AMD and Intel are pushing as hard as they can, but the bench marks attest that there is only about a 25% difference in performance between an AMD Athlon 2800+ and the new 64-bit 939 Athlon 64s. To me, performance matters. I go to bed at night wondering if my Sony Vegas project will be rendered before I get up, or wonder how late I must stay up to start a new render while Windows Media Encoder converts the last render to wmv for CD delivery. But I can not see paying 3 times more for a processor that will reduce these times by 25%.
It occurs to me that the problem is that the compiler vendors and software developers (Main Concept, Microsoft, among others) have let us down. Why is it that the SE3 and 64-bit extensions offered by Intel and AMD are not doubling performance?
I will buy a new computer when the encoding (and/or gaming) performance of a new one is roughly twice that of my current computer. I'll bet there are many others who gage their buying cycles similarly. Therefore, this is an issue for the hardware businesses as well.

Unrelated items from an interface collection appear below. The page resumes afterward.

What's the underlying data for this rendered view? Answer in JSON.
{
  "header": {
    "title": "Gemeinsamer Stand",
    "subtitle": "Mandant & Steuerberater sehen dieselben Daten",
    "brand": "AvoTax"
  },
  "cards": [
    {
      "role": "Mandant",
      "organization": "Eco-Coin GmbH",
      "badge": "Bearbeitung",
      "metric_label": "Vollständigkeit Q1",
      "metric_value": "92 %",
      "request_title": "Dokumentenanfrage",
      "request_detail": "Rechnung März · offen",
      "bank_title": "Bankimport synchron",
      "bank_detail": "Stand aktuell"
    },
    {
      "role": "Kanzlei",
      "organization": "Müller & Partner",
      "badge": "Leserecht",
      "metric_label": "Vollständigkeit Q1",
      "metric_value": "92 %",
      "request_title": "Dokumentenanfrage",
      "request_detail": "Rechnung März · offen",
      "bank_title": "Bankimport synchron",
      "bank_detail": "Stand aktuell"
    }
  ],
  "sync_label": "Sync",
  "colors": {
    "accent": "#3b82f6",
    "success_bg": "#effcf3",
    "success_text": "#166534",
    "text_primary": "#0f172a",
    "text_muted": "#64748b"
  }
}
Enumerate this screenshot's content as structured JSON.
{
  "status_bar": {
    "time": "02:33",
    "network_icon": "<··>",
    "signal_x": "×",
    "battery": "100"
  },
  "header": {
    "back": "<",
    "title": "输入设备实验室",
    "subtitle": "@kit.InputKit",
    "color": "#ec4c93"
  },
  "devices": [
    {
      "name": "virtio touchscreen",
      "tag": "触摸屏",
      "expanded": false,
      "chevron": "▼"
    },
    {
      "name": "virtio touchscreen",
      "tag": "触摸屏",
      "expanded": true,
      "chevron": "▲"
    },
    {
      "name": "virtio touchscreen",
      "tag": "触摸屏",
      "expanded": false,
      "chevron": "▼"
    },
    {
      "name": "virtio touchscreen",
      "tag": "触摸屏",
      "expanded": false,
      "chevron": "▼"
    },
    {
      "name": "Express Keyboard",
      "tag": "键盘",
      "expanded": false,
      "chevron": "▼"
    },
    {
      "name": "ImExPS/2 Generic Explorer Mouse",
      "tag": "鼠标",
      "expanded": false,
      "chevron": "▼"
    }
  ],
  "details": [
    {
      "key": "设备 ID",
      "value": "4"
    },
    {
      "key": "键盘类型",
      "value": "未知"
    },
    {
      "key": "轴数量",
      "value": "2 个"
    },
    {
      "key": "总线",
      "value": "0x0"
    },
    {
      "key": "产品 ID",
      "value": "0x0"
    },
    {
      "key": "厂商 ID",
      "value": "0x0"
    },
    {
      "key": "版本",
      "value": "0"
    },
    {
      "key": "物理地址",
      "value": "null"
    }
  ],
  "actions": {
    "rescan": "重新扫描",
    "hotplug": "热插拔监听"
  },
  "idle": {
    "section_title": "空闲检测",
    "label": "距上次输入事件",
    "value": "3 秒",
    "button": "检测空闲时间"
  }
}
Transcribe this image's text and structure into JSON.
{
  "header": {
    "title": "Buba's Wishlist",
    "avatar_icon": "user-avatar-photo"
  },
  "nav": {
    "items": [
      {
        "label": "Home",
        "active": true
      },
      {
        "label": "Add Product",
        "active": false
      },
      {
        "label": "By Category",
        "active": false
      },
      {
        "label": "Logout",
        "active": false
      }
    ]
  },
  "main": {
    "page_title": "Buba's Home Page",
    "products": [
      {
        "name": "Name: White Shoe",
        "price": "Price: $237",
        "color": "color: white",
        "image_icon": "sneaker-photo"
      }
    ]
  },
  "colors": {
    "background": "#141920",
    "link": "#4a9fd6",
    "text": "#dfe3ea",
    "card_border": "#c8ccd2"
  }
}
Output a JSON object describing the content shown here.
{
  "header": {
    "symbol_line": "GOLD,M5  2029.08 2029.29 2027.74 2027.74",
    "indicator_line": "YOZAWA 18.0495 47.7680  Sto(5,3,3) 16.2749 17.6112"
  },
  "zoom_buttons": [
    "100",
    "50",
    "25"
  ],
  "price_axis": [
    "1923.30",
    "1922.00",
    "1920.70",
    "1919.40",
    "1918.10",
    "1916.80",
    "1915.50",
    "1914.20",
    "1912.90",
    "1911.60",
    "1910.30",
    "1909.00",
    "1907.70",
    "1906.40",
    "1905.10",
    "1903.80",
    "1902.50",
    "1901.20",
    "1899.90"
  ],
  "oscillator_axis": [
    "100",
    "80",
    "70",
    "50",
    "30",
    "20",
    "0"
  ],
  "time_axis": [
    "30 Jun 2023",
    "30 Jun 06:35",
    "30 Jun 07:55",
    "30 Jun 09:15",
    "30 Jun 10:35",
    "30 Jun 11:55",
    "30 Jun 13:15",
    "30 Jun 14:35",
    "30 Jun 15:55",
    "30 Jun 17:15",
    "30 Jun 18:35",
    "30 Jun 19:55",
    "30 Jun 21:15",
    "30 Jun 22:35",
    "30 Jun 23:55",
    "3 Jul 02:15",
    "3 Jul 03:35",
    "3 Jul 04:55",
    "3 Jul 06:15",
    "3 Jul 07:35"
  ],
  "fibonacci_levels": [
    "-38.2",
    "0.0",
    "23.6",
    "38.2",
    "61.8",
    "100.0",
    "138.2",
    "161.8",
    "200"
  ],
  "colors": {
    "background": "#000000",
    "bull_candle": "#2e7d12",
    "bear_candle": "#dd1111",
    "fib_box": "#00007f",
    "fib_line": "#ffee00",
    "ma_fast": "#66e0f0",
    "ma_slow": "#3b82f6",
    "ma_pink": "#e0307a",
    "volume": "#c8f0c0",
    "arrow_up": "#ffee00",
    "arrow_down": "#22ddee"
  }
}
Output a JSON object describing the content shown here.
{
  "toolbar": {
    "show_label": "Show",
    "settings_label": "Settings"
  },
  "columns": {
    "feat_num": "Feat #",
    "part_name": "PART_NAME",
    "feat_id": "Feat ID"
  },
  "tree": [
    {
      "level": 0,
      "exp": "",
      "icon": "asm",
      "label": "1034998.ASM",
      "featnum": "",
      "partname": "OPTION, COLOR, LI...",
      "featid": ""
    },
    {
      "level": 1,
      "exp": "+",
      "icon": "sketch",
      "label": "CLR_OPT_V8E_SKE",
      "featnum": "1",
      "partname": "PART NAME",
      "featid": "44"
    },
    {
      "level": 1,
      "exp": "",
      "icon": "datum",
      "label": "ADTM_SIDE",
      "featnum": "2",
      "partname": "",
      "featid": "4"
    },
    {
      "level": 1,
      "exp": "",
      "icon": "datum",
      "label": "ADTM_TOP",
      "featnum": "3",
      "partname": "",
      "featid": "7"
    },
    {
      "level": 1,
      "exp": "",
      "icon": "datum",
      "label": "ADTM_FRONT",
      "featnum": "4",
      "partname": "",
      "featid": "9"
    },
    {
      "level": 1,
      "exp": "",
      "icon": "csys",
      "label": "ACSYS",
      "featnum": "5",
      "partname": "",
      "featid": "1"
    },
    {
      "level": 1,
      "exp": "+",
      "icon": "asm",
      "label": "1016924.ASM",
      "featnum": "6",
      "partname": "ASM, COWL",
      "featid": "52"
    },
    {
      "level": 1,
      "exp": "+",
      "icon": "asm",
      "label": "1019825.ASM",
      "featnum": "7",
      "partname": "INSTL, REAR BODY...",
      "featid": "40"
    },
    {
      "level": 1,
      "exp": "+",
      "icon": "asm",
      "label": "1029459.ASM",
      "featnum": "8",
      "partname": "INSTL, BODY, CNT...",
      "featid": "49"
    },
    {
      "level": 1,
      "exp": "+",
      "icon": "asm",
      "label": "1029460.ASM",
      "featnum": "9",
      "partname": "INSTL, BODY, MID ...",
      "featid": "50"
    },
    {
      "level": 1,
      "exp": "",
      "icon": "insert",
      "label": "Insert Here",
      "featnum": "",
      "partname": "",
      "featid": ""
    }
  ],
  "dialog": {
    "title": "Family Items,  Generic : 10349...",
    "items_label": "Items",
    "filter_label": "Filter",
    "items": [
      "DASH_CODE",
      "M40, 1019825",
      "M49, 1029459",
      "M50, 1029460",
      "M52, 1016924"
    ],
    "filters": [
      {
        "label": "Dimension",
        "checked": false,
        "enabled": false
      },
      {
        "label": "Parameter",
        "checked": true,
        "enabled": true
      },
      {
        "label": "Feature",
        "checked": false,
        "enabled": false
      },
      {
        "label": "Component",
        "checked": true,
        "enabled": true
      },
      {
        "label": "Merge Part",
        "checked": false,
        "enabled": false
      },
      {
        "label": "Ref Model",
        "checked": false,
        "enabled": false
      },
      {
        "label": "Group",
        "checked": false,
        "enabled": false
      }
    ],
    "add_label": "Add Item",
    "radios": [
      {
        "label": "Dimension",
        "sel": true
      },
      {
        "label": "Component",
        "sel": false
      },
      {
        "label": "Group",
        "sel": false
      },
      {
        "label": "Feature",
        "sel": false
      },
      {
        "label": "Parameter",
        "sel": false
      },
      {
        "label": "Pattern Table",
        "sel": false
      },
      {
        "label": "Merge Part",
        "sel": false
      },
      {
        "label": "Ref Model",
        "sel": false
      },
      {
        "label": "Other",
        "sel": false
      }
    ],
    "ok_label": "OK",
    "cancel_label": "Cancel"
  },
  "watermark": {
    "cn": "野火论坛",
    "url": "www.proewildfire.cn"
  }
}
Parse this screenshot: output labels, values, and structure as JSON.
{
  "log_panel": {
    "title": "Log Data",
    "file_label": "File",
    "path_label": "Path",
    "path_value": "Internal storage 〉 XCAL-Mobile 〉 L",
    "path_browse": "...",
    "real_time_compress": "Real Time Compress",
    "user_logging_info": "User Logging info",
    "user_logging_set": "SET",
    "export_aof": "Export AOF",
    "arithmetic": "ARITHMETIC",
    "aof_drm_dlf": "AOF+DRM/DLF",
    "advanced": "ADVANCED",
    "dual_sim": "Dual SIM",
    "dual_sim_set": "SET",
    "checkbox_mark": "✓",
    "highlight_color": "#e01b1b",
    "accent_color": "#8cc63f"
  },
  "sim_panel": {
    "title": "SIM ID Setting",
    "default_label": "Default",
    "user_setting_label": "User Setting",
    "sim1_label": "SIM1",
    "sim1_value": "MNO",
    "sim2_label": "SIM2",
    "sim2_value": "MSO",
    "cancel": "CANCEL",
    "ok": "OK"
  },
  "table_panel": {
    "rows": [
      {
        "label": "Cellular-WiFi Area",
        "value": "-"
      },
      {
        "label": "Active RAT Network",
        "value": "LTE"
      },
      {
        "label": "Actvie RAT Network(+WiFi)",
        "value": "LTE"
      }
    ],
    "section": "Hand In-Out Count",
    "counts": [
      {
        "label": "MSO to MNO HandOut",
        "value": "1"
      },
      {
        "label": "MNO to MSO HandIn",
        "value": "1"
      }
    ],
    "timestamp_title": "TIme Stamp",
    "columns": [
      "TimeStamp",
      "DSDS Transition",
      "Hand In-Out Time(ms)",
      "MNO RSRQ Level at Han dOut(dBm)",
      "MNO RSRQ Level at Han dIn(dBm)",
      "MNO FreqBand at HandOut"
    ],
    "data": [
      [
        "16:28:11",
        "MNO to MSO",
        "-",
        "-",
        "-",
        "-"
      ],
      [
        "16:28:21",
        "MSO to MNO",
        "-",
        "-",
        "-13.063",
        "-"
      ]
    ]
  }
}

I noticed Intel sells a high-performance math library through "Component Paradise". I strongly recommend that both Intel and AMD also sell (or offer for free) a media library that leverages SE3 and 64-bit extensions into a doubling of performance.
Why is it that the SE3 and 64-bit extensions offered by Intel and AMD are not doubling performance?
Because SSE3 is just a few instructions that do vector operations a tiny bit faster (need less data moving around), and 64-bit is only useful for code that needs such a large range, or when using more than 4 GB memory.
So, they don't double performance at all. Not even the best programmer and compiler can help achieve more than a few percent speedup using them, on the average application.
To really nearly double performance, you'll have to wait for dual-core processors and software that makes optimal use of it. In two years maybe... that's Moore's law anyway.